Review: Gaz Coombes’ ‘World’s Strongest Man’ a Brief Phase?




By DAN MACINTOSH

Gaz Coombes sure has changed since his days leading Supergrass in the early 1990s. Coombes is a grown adult now, and not the snotty kid he was then. He’s said World’s Strongest Man was inspired by Frank Ocean, among others. However, this is by no means just a white guy trying to do rythm and blues. It’s much more wide ranging than that.

The single “Deep Pockets,” for instance, is driven by a synth-pop-y groove, highlighted by Adrian Belew-like guitar fills. Coombes’ vocal contains a Thom Yorke world weariness. About the most Oceanic element running though this album is the falsetto vocal oftentimes applied, exemplified by “Walk the Walk.”

Radiohead comes to mind again with the electric piano-driven “Shit (I’ve Done It Again).” The track’s moody dirge feel leaves it sounding like something from Radiohead’s OK Computer. “Wounded Egos” features a children’s choir on the outro. The latter song’s introspection is representative of Coombe’s aim to delve deeply into emotional issues throughout the album.

World’s Strongest Man contains the thoughts and emotions of a maturing man. It’s a little melancholy in places because Coombes’ life has likely slowed down long enough for him to take stock of it. He finally breaks out with some honest-to-goodness rock and roll with “Vanishing Act,” which incorporates rapidly strummed electric guitar. Coombes can also be heard shouting, “I’m gonna get my fucking head straight!” It’s part rock song-part primal scream therapy session.
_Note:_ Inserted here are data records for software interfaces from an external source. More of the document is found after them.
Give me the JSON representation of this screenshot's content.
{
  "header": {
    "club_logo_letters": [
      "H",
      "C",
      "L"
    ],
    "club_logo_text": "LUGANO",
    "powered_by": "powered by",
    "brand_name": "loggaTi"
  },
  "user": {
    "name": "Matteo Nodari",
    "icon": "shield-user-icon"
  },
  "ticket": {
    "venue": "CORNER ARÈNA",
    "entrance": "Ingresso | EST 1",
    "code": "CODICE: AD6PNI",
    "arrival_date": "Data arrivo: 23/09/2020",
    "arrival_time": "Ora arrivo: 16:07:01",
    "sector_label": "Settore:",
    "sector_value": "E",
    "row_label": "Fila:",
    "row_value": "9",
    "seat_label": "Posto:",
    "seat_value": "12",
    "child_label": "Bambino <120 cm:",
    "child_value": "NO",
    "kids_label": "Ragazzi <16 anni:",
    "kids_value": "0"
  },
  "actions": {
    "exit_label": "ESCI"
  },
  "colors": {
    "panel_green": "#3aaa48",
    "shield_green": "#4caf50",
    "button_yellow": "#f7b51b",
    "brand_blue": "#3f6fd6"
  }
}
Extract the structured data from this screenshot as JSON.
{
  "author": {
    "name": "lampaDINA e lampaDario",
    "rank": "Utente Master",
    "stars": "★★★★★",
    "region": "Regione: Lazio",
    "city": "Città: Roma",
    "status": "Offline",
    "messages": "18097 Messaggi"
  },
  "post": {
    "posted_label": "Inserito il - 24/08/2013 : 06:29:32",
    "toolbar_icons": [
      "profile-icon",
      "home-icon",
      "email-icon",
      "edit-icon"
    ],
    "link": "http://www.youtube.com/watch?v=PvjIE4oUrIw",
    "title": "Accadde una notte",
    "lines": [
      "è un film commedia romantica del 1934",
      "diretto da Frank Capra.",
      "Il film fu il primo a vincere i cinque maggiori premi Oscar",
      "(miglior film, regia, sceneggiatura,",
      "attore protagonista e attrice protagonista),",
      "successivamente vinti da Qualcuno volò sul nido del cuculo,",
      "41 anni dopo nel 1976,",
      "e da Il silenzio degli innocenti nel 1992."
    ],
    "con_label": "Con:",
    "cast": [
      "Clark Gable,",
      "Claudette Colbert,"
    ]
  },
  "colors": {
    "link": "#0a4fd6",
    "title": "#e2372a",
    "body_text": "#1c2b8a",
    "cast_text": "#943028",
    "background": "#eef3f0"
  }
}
Coombes ends the album with “Weird Dreams.” It begins with a skittering groove, underneath layered backing vocals, and ends with the rhythm track dropping out and evolves into a moody ballad. At the very end, Coombes sings over just a piano and sounds a little like the late Harry Nilsson.

These songs on Gaz Coombes’ World’s Strongest Man suggest that aging can be depressing. Say it ain’t so, Gaz! Maybe this is just a phase. Let’s hope so.

Tour dates for Gaz Coombes